Activity: Across the entries below, count the lines that contain the word "台灣作為全球資通訊重鎮" and reply with that number only.

Given records:
----------

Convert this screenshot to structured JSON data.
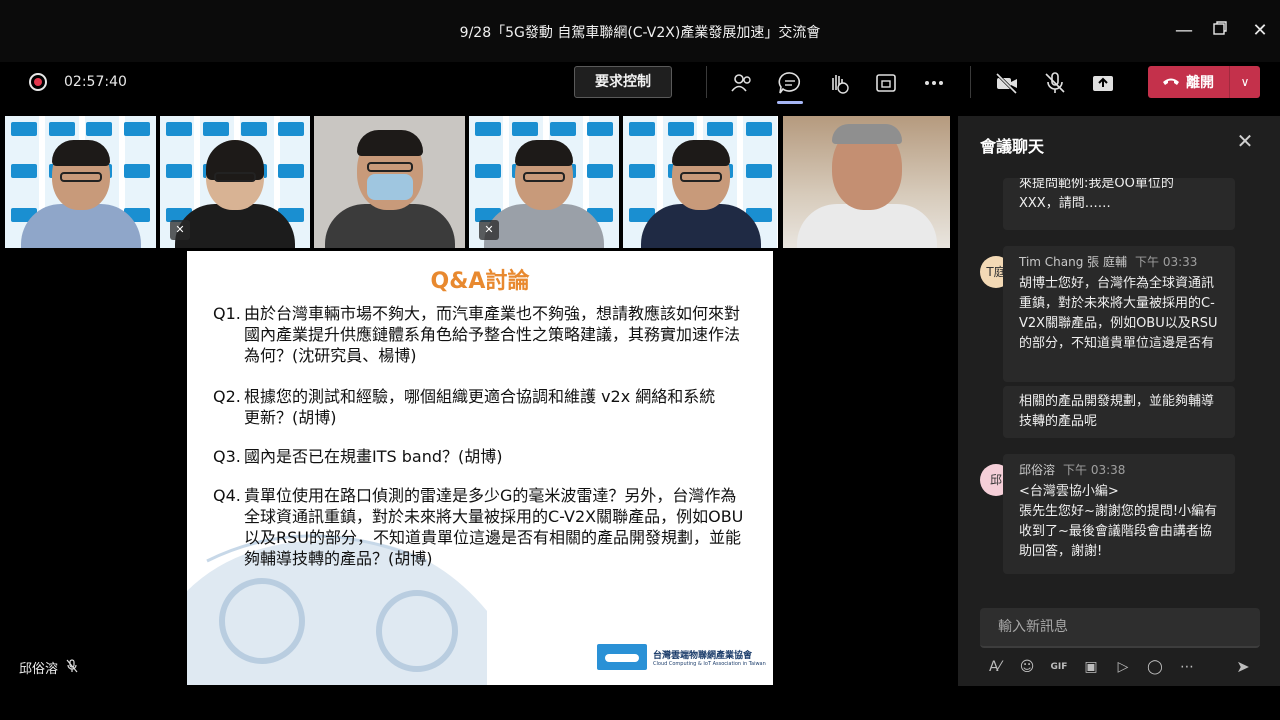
{
  "window": {
    "title": "9/28「5G發動 自駕車聯網(C-V2X)產業發展加速」交流會",
    "minimize_icon": "minimize-icon",
    "restore_icon": "restore-icon",
    "close_icon": "close-icon"
  },
  "toolbar": {
    "recording_time": "02:57:40",
    "request_control_label": "要求控制",
    "leave_label": "離開",
    "icons": [
      "participants-icon",
      "chat-icon",
      "raise-hand-icon",
      "share-screen-icon",
      "more-icon",
      "camera-off-icon",
      "mic-off-icon",
      "share-tray-icon"
    ],
    "colors": {
      "leave": "#c4314b",
      "active": "#a6b6f5",
      "record": "#e2364d"
    }
  },
  "participants": [
    {
      "muted": false,
      "background": "ciat"
    },
    {
      "muted": true,
      "background": "ciat"
    },
    {
      "muted": false,
      "background": "office",
      "selected": true
    },
    {
      "muted": true,
      "background": "ciat"
    },
    {
      "muted": false,
      "background": "ciat"
    },
    {
      "muted": false,
      "background": "office"
    }
  ],
  "slide": {
    "title": "Q&A討論",
    "questions": [
      {
        "num": "Q1.",
        "text": "由於台灣車輛市場不夠大，而汽車產業也不夠強，想請教應該如何來對國內產業提升供應鏈體系角色給予整合性之策略建議，其務實加速作法為何？(沈研究員、楊博)"
      },
      {
        "num": "Q2.",
        "text": "根據您的測試和經驗，哪個組織更適合協調和維護 v2x 網絡和系統更新？(胡博)"
      },
      {
        "num": "Q3.",
        "text": "國內是否已在規畫ITS band？(胡博)"
      },
      {
        "num": "Q4.",
        "text": "貴單位使用在路口偵測的雷達是多少G的毫米波雷達？另外，台灣作為全球資通訊重鎮，對於未來將大量被採用的C-V2X關聯產品，例如OBU以及RSU的部分，不知道貴單位這邊是否有相關的產品開發規劃，並能夠輔導技轉的產品？(胡博)"
      }
    ],
    "org_name": "台灣雲端物聯網產業協會",
    "org_sub": "Cloud Computing & IoT Association in Taiwan",
    "title_color": "#e8892f"
  },
  "presenter": {
    "name": "邱俗溶"
  },
  "chat": {
    "title": "會議聊天",
    "messages": [
      {
        "partial_text_1": "來提問範例:我是OO單位的",
        "partial_text_2": "XXX，請問……"
      },
      {
        "avatar_text": "T庭",
        "sender": "Tim Chang 張 庭輔",
        "time": "下午 03:33",
        "text": "胡博士您好，台灣作為全球資通訊重鎮，對於未來將大量被採用的C-V2X關聯產品，例如OBU以及RSU的部分，不知道貴單位這邊是否有",
        "followup": "相關的產品開發規劃，並能夠輔導技轉的產品呢"
      },
      {
        "avatar_text": "邱",
        "sender": "邱俗溶",
        "time": "下午 03:38",
        "line1": "<台灣雲協小編>",
        "text": "張先生您好~謝謝您的提問!小編有收到了~最後會議階段會由講者協助回答，謝謝!"
      }
    ],
    "compose_placeholder": "輸入新訊息",
    "compose_tools": [
      "format-icon",
      "emoji-icon",
      "gif-icon",
      "sticker-icon",
      "meet-now-icon",
      "praise-icon",
      "more-options-icon",
      "send-icon"
    ]
  }
}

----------

Written solution: 2